As Gunn has aged, his poems have turned increasingly to the subject of mortality. When he writes about love it is more often with a sense of irony, as in his 2000 publication, Boss Cupid. Gunn often wryly comments on how the god of love often aims his arrows at arbitrary targets, thus causing people to fall in love with unsuitable partners. The poet also writes about those things that get in the way of love, and a number of the poems touch on grim subjects, such as in "The Butcher's Son" in which a father dies believing, incorrectly, that his son has died in the war, or "Troubadour," about twentiety-century murderer and cannibal Jeffrey Dahmer. However, "in contrast to . . . The Man with Night Sweats," observed Phoebe Pettingell in New Leader, "which bleakly elegized the AIDS epidemic, Boss Cupid usually manages a laugh in the face of adversity. Gunn uses humor the way he uses rhyme and meter: to give form to fear and emptiness so dreadful that they threaten to overwhelm thought and emotion." As with The Man with Night Sweats, Boss Cupid was also highly praised by reviewers. Paul Gray wrote in Time that "almost all of Gunn's virtues are on display here: his playful metrical dexterity, his unflinching celebration both of beauty and of its transience." David Kippen concluded in the San Francisco Chronicle that "Gunn's a romantic at heart, but throughout [ Boss Cupid] . . . he's wise to the not always welcome ways and times that Cupid picks to boss us around."

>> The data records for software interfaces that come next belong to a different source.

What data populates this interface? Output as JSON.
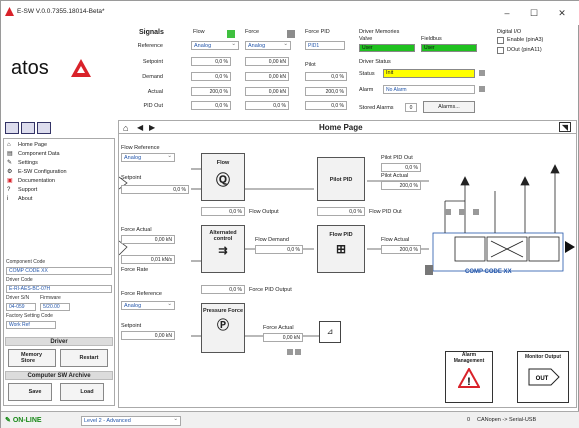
{
  "window": {
    "title": "E-SW V.0.0.7355.18014-Beta*",
    "minimize": "–",
    "maximize": "☐",
    "close": "✕"
  },
  "logo": "atos",
  "signals": {
    "title": "Signals",
    "flow": "Flow",
    "force": "Force",
    "forcepid": "Force PID",
    "forcepid_value": "PID1",
    "reference": "Reference",
    "setpoint": "Setpoint",
    "demand": "Demand",
    "actual": "Actual",
    "pidout": "PID Out",
    "pilot": "Pilot",
    "flow_ref": "Analog",
    "force_ref": "Analog",
    "flow_setpoint": "0,0 %",
    "flow_demand": "0,0 %",
    "flow_actual": "200,0 %",
    "flow_pidout": "0,0 %",
    "force_setpoint": "0,00 kN",
    "force_demand": "0,00 kN",
    "force_actual": "0,00 kN",
    "force_pidout": "0,0 %",
    "pilot_demand": "0,0 %",
    "pilot_actual": "200,0 %",
    "pilot_pidout": "0,0 %"
  },
  "drivermem": {
    "title": "Driver Memories",
    "valve": "Valve",
    "fieldbus": "Fieldbus",
    "valve_val": "User",
    "fieldbus_val": "User",
    "status_title": "Driver Status",
    "status": "Status",
    "status_val": "Init",
    "alarm": "Alarm",
    "alarm_val": "No Alarm",
    "stored": "Stored Alarms",
    "stored_val": "0",
    "alarms_btn": "Alarms..."
  },
  "digital": {
    "title": "Digital I/O",
    "enable": "Enable (pinA3)",
    "dout": "DOut (pinA11)"
  },
  "toolbar": {
    "home_title": "Home Page"
  },
  "nav": [
    {
      "icon": "⌂",
      "label": "Home Page"
    },
    {
      "icon": "▤",
      "label": "Component Data"
    },
    {
      "icon": "✎",
      "label": "Settings"
    },
    {
      "icon": "⚙",
      "label": "E-SW Configuration"
    },
    {
      "icon": "▣",
      "label": "Documentation"
    },
    {
      "icon": "?",
      "label": "Support"
    },
    {
      "icon": "i",
      "label": "About"
    }
  ],
  "component": {
    "code_lbl": "Component Code",
    "code": "COMP CODE   XX",
    "driver_lbl": "Driver Code",
    "driver": "E-RI-AES-BC-07H",
    "sn_lbl": "Driver S/N",
    "sn": "04-059",
    "fw_lbl": "Firmware",
    "fw": "5/20.00",
    "factory_lbl": "Factory Setting Code",
    "factory": "Work Ref",
    "driver_hdr": "Driver",
    "memstore": "Memory Store",
    "restart": "Restart",
    "archive_hdr": "Computer SW Archive",
    "save": "Save",
    "load": "Load"
  },
  "diagram": {
    "flow_ref_lbl": "Flow Reference",
    "flow_ref": "Analog",
    "setpoint_lbl": "Setpoint",
    "setpoint": "0,0 %",
    "flow_block": "Flow",
    "pilot_pid_out_lbl": "Pilot PID Out",
    "pilot_pid_out": "0,0 %",
    "pilot_actual_lbl": "Pilot Actual",
    "pilot_actual": "200,0 %",
    "pilot_pid": "Pilot PID",
    "flow_output": "Flow Output",
    "flow_output_val": "0,0 %",
    "flow_pid_out": "Flow PID Out",
    "flow_pid_out_val": "0,0 %",
    "force_actual_lbl": "Force Actual",
    "force_actual": "0,00 kN",
    "force_rate_lbl": "Force Rate",
    "force_rate": "0,01 kN/s",
    "alt_control": "Alternated control",
    "flow_demand_lbl": "Flow Demand",
    "flow_demand": "0,0 %",
    "flow_pid": "Flow PID",
    "flow_actual_lbl": "Flow Actual",
    "flow_actual": "200,0 %",
    "force_pid_output": "Force PID Output",
    "force_pid_output_val": "0,0 %",
    "force_ref_lbl": "Force Reference",
    "force_ref": "Analog",
    "setpoint2_lbl": "Setpoint",
    "setpoint2": "0,00 kN",
    "pressure_force": "Pressure Force",
    "force_actual2_lbl": "Force Actual",
    "force_actual2": "0,00 kN",
    "comp_code": "COMP CODE     XX",
    "alarm_mgmt": "Alarm Management",
    "monitor_output": "Monitor Output",
    "out": "OUT"
  },
  "statusbar": {
    "online": "ON-LINE",
    "level": "Level 2 - Advanced",
    "conn": "CANopen -> Serial-USB",
    "conn_num": "0"
  }
}
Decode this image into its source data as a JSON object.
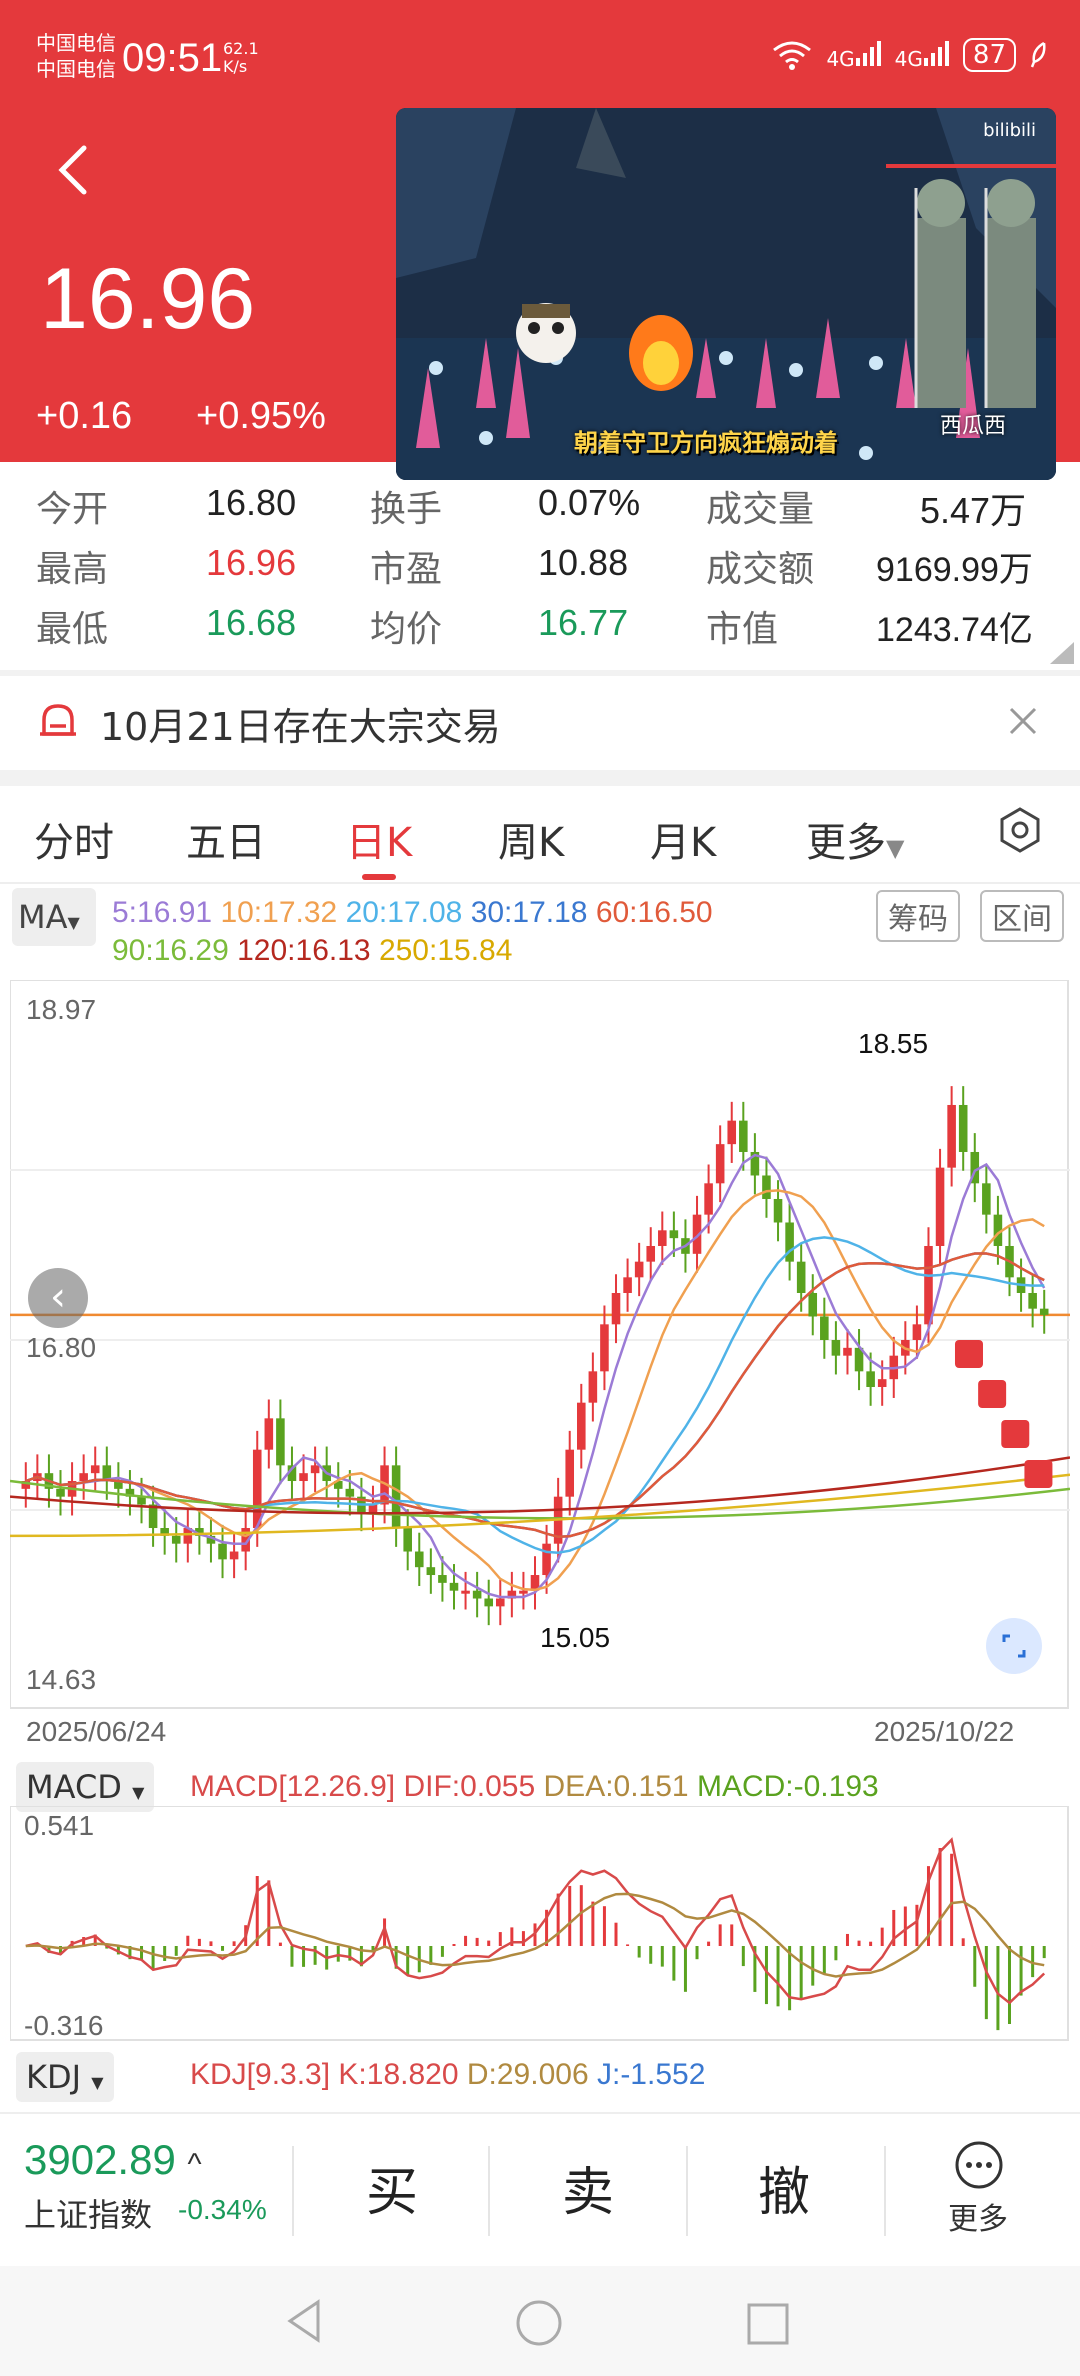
{
  "status_bar": {
    "carrier1": "中国电信",
    "carrier2": "中国电信",
    "time": "09:51",
    "net_speed_value": "62.1",
    "net_speed_unit": "K/s",
    "signal1": "4G",
    "signal2": "4G",
    "battery": "87"
  },
  "header": {
    "price": "16.96",
    "change": "+0.16",
    "change_pct": "+0.95%"
  },
  "video": {
    "caption": "朝着守卫方向疯狂煽动着",
    "name": "西瓜西",
    "watermark": "bilibili"
  },
  "quote": {
    "open_label": "今开",
    "open_value": "16.80",
    "turnover_label": "换手",
    "turnover_value": "0.07%",
    "volume_label": "成交量",
    "volume_value": "5.47万",
    "high_label": "最高",
    "high_value": "16.96",
    "pe_label": "市盈",
    "pe_value": "10.88",
    "amount_label": "成交额",
    "amount_value": "9169.99万",
    "low_label": "最低",
    "low_value": "16.68",
    "avg_label": "均价",
    "avg_value": "16.77",
    "mcap_label": "市值",
    "mcap_value": "1243.74亿"
  },
  "notice": {
    "text": "10月21日存在大宗交易"
  },
  "tabs": [
    "分时",
    "五日",
    "日K",
    "周K",
    "月K",
    "更多"
  ],
  "ma": {
    "selector": "MA",
    "ma5": "5:16.91",
    "ma10": "10:17.32",
    "ma20": "20:17.08",
    "ma30": "30:17.18",
    "ma60": "60:16.50",
    "ma90": "90:16.29",
    "ma120": "120:16.13",
    "ma250": "250:15.84",
    "chip_button": "筹码",
    "range_button": "区间",
    "colors": {
      "ma5": "#9b7bd6",
      "ma10": "#f0a050",
      "ma20": "#4fb3e8",
      "ma30": "#3a78d0",
      "ma60": "#e05a3a",
      "ma90": "#7bbb3a",
      "ma120": "#b5281f",
      "ma250": "#e0b820"
    }
  },
  "kchart": {
    "y_max": "18.97",
    "y_mid": "16.80",
    "y_min": "14.63",
    "high_mark": "18.55",
    "low_mark": "15.05",
    "date_start": "2025/06/24",
    "date_end": "2025/10/22"
  },
  "chart_data": {
    "type": "candlestick",
    "ylim": [
      14.63,
      18.97
    ],
    "x_range": [
      "2025/06/24",
      "2025/10/22"
    ],
    "annotations": {
      "max": 18.55,
      "min": 15.05
    },
    "closes": [
      15.9,
      15.95,
      15.85,
      15.8,
      15.9,
      15.95,
      16.0,
      15.9,
      15.85,
      15.8,
      15.75,
      15.6,
      15.55,
      15.5,
      15.6,
      15.55,
      15.5,
      15.4,
      15.45,
      15.6,
      16.1,
      16.3,
      16.0,
      15.9,
      15.95,
      16.0,
      15.9,
      15.85,
      15.8,
      15.7,
      15.75,
      16.0,
      15.6,
      15.45,
      15.35,
      15.3,
      15.25,
      15.2,
      15.2,
      15.15,
      15.1,
      15.15,
      15.2,
      15.2,
      15.3,
      15.5,
      15.8,
      16.1,
      16.4,
      16.6,
      16.9,
      17.1,
      17.2,
      17.3,
      17.4,
      17.5,
      17.45,
      17.35,
      17.6,
      17.8,
      18.05,
      18.2,
      18.0,
      17.85,
      17.7,
      17.55,
      17.3,
      17.1,
      16.95,
      16.8,
      16.7,
      16.75,
      16.6,
      16.5,
      16.55,
      16.7,
      16.8,
      16.9,
      17.4,
      17.9,
      18.3,
      18.0,
      17.8,
      17.6,
      17.4,
      17.2,
      17.1,
      17.0,
      16.96
    ],
    "macd": {
      "dif": 0.055,
      "dea": 0.151,
      "macd": -0.193,
      "ylim": [
        -0.316,
        0.541
      ]
    },
    "kdj": {
      "k": 18.82,
      "d": 29.006,
      "j": -1.552
    }
  },
  "macd": {
    "selector": "MACD",
    "params": "MACD[12.26.9]",
    "dif": "DIF:0.055",
    "dea": "DEA:0.151",
    "macd": "MACD:-0.193",
    "y_top": "0.541",
    "y_bottom": "-0.316"
  },
  "kdj": {
    "selector": "KDJ",
    "params": "KDJ[9.3.3]",
    "k": "K:18.820",
    "d": "D:29.006",
    "j": "J:-1.552"
  },
  "bottom": {
    "index_value": "3902.89",
    "index_name": "上证指数",
    "index_pct": "-0.34%",
    "buy": "买",
    "sell": "卖",
    "cancel": "撤",
    "more": "更多"
  }
}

Neither British nor American, Gunn has resolutely evaded easy classification throughout his career as a poet. "The point is not legalities of citizenship (Gunn remains a resident alien, fitting a poet both domestic and estranged)," Hall observed in the Los Angeles Times Book Review, "but that he may not be labeled by nationality or anything else. His identity is his resistance to the limitations of identity. He belongs to uncertainty, exploration, movement and ongoingness. . . . Here is the man without conventional supports who refuses title and easy chair, political party and national identity."